    4 more ideas

    Being alone during a pandemic

    Being alone and, therefore, forced to face our own thoughts, can prove rather disturbing. People need other people to feel well: being sociable is not anymore just a skill to develop, it is a mere ...

    Enforced solitude and its advantages

    The current pandemic has us facing one of our biggest fears: staying alone, dealing with our own emotions and thoughts. However, this situation has also a great deal of advantages. While in self-isolation, we can use this time to improve ourselves by discovering new hobbies or just developing skills we have already gathered, cultivating our mind through reading.

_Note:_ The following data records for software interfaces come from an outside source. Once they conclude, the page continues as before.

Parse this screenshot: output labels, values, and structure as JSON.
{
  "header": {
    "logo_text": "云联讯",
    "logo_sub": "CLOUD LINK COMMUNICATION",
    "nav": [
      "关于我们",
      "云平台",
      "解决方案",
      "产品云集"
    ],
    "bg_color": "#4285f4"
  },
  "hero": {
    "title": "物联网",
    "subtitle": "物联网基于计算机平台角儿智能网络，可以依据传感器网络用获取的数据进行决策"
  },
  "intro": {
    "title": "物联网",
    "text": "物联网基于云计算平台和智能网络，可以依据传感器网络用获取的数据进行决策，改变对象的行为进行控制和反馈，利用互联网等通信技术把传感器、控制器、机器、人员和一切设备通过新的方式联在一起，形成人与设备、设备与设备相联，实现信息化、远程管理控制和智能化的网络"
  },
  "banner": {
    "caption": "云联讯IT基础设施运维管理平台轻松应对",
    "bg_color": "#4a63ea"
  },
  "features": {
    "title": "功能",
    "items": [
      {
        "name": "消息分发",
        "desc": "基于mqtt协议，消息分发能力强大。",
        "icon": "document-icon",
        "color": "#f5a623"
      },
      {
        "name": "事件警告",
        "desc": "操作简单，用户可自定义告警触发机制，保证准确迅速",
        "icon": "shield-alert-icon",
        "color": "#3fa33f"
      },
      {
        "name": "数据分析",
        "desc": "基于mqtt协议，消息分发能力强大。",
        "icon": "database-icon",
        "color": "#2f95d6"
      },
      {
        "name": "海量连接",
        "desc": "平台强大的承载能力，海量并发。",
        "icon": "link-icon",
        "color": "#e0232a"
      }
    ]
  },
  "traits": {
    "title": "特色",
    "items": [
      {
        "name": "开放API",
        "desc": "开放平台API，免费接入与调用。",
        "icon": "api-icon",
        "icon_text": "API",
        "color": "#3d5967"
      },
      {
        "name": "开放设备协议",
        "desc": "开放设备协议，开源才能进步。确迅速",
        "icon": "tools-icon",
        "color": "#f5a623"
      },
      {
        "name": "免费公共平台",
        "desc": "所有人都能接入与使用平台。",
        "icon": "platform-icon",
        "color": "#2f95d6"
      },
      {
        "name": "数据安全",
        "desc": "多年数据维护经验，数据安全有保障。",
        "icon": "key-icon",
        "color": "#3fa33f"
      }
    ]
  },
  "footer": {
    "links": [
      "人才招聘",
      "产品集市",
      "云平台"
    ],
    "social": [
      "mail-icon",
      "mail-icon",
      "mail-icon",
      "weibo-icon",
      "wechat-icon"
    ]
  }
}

In fewer words, we finally have the time to learn how to deal with ourselves. And this is always a good thing.

    The wonders of a clear sense of purpose during isolation

    As difficult as it may seem, self-isolation has its benefits. When spending your time alone, the key to handle this situation is to find a purpose in your suffering. In other words, focus on why your suffering is doing good to others as well as to yourself. Furthermore, the fact that you stick to a certain routine or that
    everybody is doing the same thing provides you not only with a meaning, but also with a sense of belonging.

    one more idea

    Mark Manson

    “Life is essentially an endless series of problems—the solution to one problem is merely the creation of the next..."

    Mark Manson
    Life as a Paradox

    Life is full of paradoxes, and anything and everything that we hope for or desire only leads to more anxiety and stress, creating new problems for us.

    We can be content. But it's not simple. To understand why we seem to be constantly dissatisfied with ourselves and the world, we must understand some basic psychological principles.

    Psychological Thermostats

    Our behavior, contentment, desires, expectations, and body clocks are set differently, and this may lead to conflicts and problems with others.

    6 more ideas

    Ideologies ≠ Ideologues
    Ideologies ≠ Ideologues

    Ideologies: ideas that, disguised as science or philosophy, claim to explain the complexity of the world and offer remedies that will perfect it.

    Ideologues: people who pretend ...

    Virtue ≠ Virtue Signaling

    Jordan Peterson observed that virtues aim for balance and to avoid the extremes of the vices. Cultivating judgment about the difference between virtue and vice is the beginning of wisdom.

    Modern relativism asserts judging how to live is impossible, because good and virtue are relative. Thus relativism’s version of “virtue” is “tolerance.” This leads to people broadcasting their tolerance as a form of self-promotion, and secret vice, which is also known as virtue signaling.

    Order and Chaos

    Order is where the people around you act according to the established social norms, remaining predictable and cooperative. Society is simultaneously structure and oppression.

    Chaos is where the unexpected happens. 

    23 more ideas

    The Bees and the symphony of life
    The Bees and the symphony of life

    Against every choice of destruction, there is always the choice of creation.

    This is the message of Poet Audre Lorde, as she draws on bees to describe the alternative to destruction. He...

    “Construction and destruction alike satisfy the will to power, but construction is more difficult as a rule, and therefore gives more satisfaction to the person who can achieve it."

    “Construction and destruction alike satisfy the will to power, but construction is more difficult as a rule, and therefore gives more satisfaction to the person who can achieve it."